#### What you have to do
Report the number of lines in the entries below that include the word "glyph", and nothing else.

#### Listed records ####

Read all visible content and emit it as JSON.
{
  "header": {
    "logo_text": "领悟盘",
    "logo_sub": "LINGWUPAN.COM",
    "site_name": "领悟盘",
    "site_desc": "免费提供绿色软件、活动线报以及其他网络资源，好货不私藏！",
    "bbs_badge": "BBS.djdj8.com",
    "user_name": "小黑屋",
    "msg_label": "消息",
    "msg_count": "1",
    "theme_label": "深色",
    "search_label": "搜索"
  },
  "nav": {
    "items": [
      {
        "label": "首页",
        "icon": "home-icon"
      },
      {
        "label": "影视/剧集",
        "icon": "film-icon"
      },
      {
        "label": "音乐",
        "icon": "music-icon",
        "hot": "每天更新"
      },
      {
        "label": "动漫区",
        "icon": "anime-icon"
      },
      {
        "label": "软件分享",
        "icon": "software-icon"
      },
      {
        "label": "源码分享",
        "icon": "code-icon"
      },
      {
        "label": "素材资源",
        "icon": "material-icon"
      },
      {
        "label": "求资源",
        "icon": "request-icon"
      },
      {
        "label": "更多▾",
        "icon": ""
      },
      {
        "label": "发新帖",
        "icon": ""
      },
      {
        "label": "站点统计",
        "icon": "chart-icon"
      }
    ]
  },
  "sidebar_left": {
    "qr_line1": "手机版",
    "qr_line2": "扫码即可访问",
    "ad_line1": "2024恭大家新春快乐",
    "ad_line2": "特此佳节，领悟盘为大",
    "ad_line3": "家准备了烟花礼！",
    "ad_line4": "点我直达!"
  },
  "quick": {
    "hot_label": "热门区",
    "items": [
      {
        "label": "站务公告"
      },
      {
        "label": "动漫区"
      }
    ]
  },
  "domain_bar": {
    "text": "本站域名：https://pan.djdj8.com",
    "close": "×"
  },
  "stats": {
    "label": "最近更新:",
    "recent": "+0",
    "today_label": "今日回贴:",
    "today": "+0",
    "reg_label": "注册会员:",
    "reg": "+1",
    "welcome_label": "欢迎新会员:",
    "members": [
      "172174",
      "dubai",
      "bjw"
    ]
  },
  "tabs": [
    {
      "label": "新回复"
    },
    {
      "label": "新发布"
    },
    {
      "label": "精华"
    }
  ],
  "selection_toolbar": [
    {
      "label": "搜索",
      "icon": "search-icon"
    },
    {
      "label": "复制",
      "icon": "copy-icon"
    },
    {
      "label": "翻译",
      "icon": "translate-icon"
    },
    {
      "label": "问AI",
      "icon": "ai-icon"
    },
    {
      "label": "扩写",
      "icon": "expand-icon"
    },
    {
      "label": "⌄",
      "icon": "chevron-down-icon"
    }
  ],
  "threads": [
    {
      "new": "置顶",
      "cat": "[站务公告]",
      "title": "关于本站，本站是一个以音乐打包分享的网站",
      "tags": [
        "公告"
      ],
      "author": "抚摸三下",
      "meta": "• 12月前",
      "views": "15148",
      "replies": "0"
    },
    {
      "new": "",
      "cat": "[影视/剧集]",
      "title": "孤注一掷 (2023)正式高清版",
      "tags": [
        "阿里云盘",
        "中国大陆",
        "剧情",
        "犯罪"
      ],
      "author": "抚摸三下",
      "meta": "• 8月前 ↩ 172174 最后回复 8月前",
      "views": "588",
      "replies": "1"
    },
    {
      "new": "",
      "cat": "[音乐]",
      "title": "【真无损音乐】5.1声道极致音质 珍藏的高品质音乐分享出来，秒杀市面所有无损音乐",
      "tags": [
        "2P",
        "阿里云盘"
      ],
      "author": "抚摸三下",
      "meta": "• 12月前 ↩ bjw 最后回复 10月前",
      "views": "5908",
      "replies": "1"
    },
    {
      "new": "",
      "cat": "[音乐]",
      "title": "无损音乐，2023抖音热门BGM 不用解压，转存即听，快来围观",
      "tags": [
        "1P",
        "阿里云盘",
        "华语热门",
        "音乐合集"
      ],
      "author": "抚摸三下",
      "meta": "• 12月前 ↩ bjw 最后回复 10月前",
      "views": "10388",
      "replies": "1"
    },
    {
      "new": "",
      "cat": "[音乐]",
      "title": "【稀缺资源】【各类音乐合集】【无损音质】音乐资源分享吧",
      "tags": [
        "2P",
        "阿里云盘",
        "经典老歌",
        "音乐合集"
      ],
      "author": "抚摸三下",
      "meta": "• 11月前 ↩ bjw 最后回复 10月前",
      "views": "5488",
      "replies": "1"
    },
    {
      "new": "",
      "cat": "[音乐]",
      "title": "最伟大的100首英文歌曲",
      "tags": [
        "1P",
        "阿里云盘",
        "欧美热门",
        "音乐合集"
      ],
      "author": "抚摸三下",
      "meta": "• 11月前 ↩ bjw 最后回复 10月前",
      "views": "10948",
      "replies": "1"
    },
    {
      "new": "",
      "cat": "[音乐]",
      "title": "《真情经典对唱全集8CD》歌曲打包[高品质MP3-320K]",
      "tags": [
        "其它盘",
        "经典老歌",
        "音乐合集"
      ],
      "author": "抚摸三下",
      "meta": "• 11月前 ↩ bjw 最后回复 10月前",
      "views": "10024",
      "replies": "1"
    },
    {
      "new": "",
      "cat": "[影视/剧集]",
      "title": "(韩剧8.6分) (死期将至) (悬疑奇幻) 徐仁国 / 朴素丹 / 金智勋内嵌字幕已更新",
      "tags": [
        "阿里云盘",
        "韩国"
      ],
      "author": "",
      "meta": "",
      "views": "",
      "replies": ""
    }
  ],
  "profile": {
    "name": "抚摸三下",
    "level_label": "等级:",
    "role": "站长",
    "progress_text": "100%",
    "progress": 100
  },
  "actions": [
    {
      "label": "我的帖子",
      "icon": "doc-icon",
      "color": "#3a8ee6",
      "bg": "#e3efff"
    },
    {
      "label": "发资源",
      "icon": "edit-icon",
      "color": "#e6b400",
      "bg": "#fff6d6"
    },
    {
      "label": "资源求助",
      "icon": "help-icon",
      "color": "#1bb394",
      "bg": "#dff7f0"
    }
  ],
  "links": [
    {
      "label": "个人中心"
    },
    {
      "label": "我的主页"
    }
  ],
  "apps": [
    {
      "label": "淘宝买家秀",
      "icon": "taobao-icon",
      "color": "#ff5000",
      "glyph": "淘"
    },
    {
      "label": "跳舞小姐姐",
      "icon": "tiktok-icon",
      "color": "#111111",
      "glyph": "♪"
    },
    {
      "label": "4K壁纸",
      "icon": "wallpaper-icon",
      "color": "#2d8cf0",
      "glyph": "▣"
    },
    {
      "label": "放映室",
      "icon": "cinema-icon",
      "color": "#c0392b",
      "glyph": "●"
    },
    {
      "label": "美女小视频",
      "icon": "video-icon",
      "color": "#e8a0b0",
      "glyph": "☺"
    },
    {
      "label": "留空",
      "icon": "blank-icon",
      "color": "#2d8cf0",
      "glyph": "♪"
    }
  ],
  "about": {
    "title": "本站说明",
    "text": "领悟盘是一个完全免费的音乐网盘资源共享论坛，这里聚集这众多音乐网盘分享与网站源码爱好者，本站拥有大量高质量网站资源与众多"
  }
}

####

#### Solution to this problem
6